Requirement:
Please restate every line below exactly, without any pictures.

----------

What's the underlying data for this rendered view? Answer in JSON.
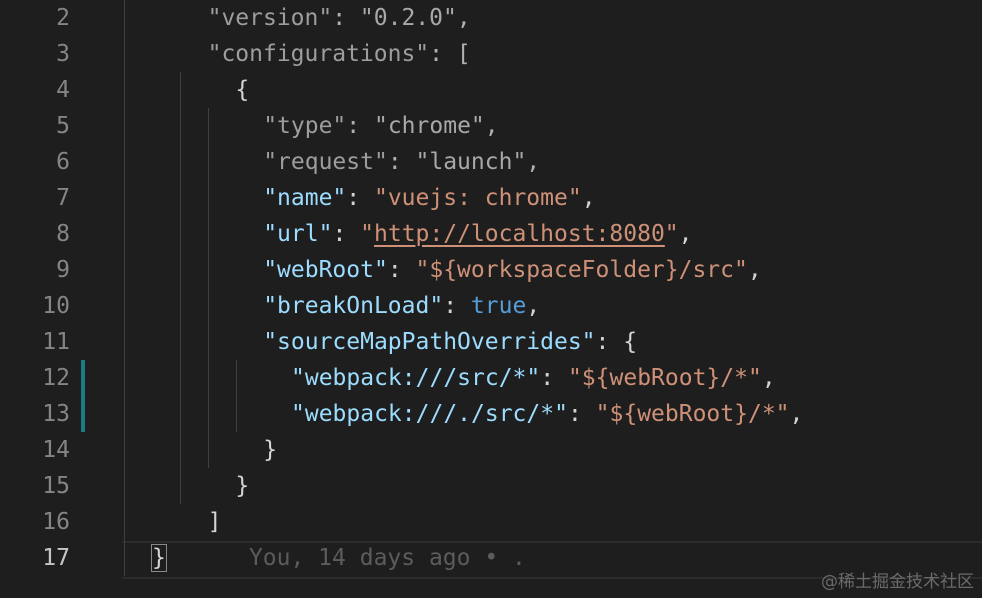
{
  "lines": [
    {
      "num": "2",
      "parts": [
        {
          "t": "\"version\"",
          "c": "k-dim"
        },
        {
          "t": ": ",
          "c": "p-dim"
        },
        {
          "t": "\"0.2.0\"",
          "c": "s-dim"
        },
        {
          "t": ",",
          "c": "p-dim"
        }
      ]
    },
    {
      "num": "3",
      "parts": [
        {
          "t": "\"configurations\"",
          "c": "k-dim"
        },
        {
          "t": ": [",
          "c": "p-dim"
        }
      ]
    },
    {
      "num": "4",
      "parts": [
        {
          "t": "{",
          "c": "p"
        }
      ]
    },
    {
      "num": "5",
      "parts": [
        {
          "t": "\"type\"",
          "c": "k-dim"
        },
        {
          "t": ": ",
          "c": "p-dim"
        },
        {
          "t": "\"chrome\"",
          "c": "s-dim"
        },
        {
          "t": ",",
          "c": "p-dim"
        }
      ]
    },
    {
      "num": "6",
      "parts": [
        {
          "t": "\"request\"",
          "c": "k-dim"
        },
        {
          "t": ": ",
          "c": "p-dim"
        },
        {
          "t": "\"launch\"",
          "c": "s-dim"
        },
        {
          "t": ",",
          "c": "p-dim"
        }
      ]
    },
    {
      "num": "7",
      "parts": [
        {
          "t": "\"name\"",
          "c": "k"
        },
        {
          "t": ": ",
          "c": "p"
        },
        {
          "t": "\"vuejs: chrome\"",
          "c": "s"
        },
        {
          "t": ",",
          "c": "p"
        }
      ]
    },
    {
      "num": "8",
      "parts": [
        {
          "t": "\"url\"",
          "c": "k"
        },
        {
          "t": ": ",
          "c": "p"
        },
        {
          "t": "\"",
          "c": "s"
        },
        {
          "t": "http://localhost:8080",
          "c": "url"
        },
        {
          "t": "\"",
          "c": "s"
        },
        {
          "t": ",",
          "c": "p"
        }
      ]
    },
    {
      "num": "9",
      "parts": [
        {
          "t": "\"webRoot\"",
          "c": "k"
        },
        {
          "t": ": ",
          "c": "p"
        },
        {
          "t": "\"${workspaceFolder}/src\"",
          "c": "s"
        },
        {
          "t": ",",
          "c": "p"
        }
      ]
    },
    {
      "num": "10",
      "parts": [
        {
          "t": "\"breakOnLoad\"",
          "c": "k"
        },
        {
          "t": ": ",
          "c": "p"
        },
        {
          "t": "true",
          "c": "b"
        },
        {
          "t": ",",
          "c": "p"
        }
      ]
    },
    {
      "num": "11",
      "parts": [
        {
          "t": "\"sourceMapPathOverrides\"",
          "c": "k"
        },
        {
          "t": ": {",
          "c": "p"
        }
      ]
    },
    {
      "num": "12",
      "parts": [
        {
          "t": "\"webpack:///src/*\"",
          "c": "k"
        },
        {
          "t": ": ",
          "c": "p"
        },
        {
          "t": "\"${webRoot}/*\"",
          "c": "s"
        },
        {
          "t": ",",
          "c": "p"
        }
      ]
    },
    {
      "num": "13",
      "parts": [
        {
          "t": "\"webpack:///./src/*\"",
          "c": "k"
        },
        {
          "t": ": ",
          "c": "p"
        },
        {
          "t": "\"${webRoot}/*\"",
          "c": "s"
        },
        {
          "t": ",",
          "c": "p"
        }
      ]
    },
    {
      "num": "14",
      "parts": [
        {
          "t": "}",
          "c": "p"
        }
      ]
    },
    {
      "num": "15",
      "parts": [
        {
          "t": "}",
          "c": "p"
        }
      ]
    },
    {
      "num": "16",
      "parts": [
        {
          "t": "]",
          "c": "p"
        }
      ]
    },
    {
      "num": "17",
      "active": true,
      "parts": [
        {
          "t": "}",
          "c": "p brace-box"
        },
        {
          "t": "      You, 14 days ago • .",
          "c": "blame"
        }
      ]
    }
  ],
  "watermark": "@稀土掘金技术社区",
  "colors": {
    "background": "#1e1e1e",
    "key": "#9cdcfe",
    "string": "#ce9178",
    "boolean": "#569cd6",
    "git_modified": "#1b7c83"
  }
}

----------

Exercise output:
What's the underlying data for this rendered view? Answer in JSON.
{
  "lines": [
    {
      "num": "2",
      "parts": [
        {
          "t": "\"version\"",
          "c": "k-dim"
        },
        {
          "t": ": ",
          "c": "p-dim"
        },
        {
          "t": "\"0.2.0\"",
          "c": "s-dim"
        },
        {
          "t": ",",
          "c": "p-dim"
        }
      ]
    },
    {
      "num": "3",
      "parts": [
        {
          "t": "\"configurations\"",
          "c": "k-dim"
        },
        {
          "t": ": [",
          "c": "p-dim"
        }
      ]
    },
    {
      "num": "4",
      "parts": [
        {
          "t": "{",
          "c": "p"
        }
      ]
    },
    {
      "num": "5",
      "parts": [
        {
          "t": "\"type\"",
          "c": "k-dim"
        },
        {
          "t": ": ",
          "c": "p-dim"
        },
        {
          "t": "\"chrome\"",
          "c": "s-dim"
        },
        {
          "t": ",",
          "c": "p-dim"
        }
      ]
    },
    {
      "num": "6",
      "parts": [
        {
          "t": "\"request\"",
          "c": "k-dim"
        },
        {
          "t": ": ",
          "c": "p-dim"
        },
        {
          "t": "\"launch\"",
          "c": "s-dim"
        },
        {
          "t": ",",
          "c": "p-dim"
        }
      ]
    },
    {
      "num": "7",
      "parts": [
        {
          "t": "\"name\"",
          "c": "k"
        },
        {
          "t": ": ",
          "c": "p"
        },
        {
          "t": "\"vuejs: chrome\"",
          "c": "s"
        },
        {
          "t": ",",
          "c": "p"
        }
      ]
    },
    {
      "num": "8",
      "parts": [
        {
          "t": "\"url\"",
          "c": "k"
        },
        {
          "t": ": ",
          "c": "p"
        },
        {
          "t": "\"",
          "c": "s"
        },
        {
          "t": "http://localhost:8080",
          "c": "url"
        },
        {
          "t": "\"",
          "c": "s"
        },
        {
          "t": ",",
          "c": "p"
        }
      ]
    },
    {
      "num": "9",
      "parts": [
        {
          "t": "\"webRoot\"",
          "c": "k"
        },
        {
          "t": ": ",
          "c": "p"
        },
        {
          "t": "\"${workspaceFolder}/src\"",
          "c": "s"
        },
        {
          "t": ",",
          "c": "p"
        }
      ]
    },
    {
      "num": "10",
      "parts": [
        {
          "t": "\"breakOnLoad\"",
          "c": "k"
        },
        {
          "t": ": ",
          "c": "p"
        },
        {
          "t": "true",
          "c": "b"
        },
        {
          "t": ",",
          "c": "p"
        }
      ]
    },
    {
      "num": "11",
      "parts": [
        {
          "t": "\"sourceMapPathOverrides\"",
          "c": "k"
        },
        {
          "t": ": {",
          "c": "p"
        }
      ]
    },
    {
      "num": "12",
      "parts": [
        {
          "t": "\"webpack:///src/*\"",
          "c": "k"
        },
        {
          "t": ": ",
          "c": "p"
        },
        {
          "t": "\"${webRoot}/*\"",
          "c": "s"
        },
        {
          "t": ",",
          "c": "p"
        }
      ]
    },
    {
      "num": "13",
      "parts": [
        {
          "t": "\"webpack:///./src/*\"",
          "c": "k"
        },
        {
          "t": ": ",
          "c": "p"
        },
        {
          "t": "\"${webRoot}/*\"",
          "c": "s"
        },
        {
          "t": ",",
          "c": "p"
        }
      ]
    },
    {
      "num": "14",
      "parts": [
        {
          "t": "}",
          "c": "p"
        }
      ]
    },
    {
      "num": "15",
      "parts": [
        {
          "t": "}",
          "c": "p"
        }
      ]
    },
    {
      "num": "16",
      "parts": [
        {
          "t": "]",
          "c": "p"
        }
      ]
    },
    {
      "num": "17",
      "active": true,
      "parts": [
        {
          "t": "}",
          "c": "p brace-box"
        },
        {
          "t": "      You, 14 days ago • .",
          "c": "blame"
        }
      ]
    }
  ],
  "watermark": "@稀土掘金技术社区",
  "colors": {
    "background": "#1e1e1e",
    "key": "#9cdcfe",
    "string": "#ce9178",
    "boolean": "#569cd6",
    "git_modified": "#1b7c83"
  }
}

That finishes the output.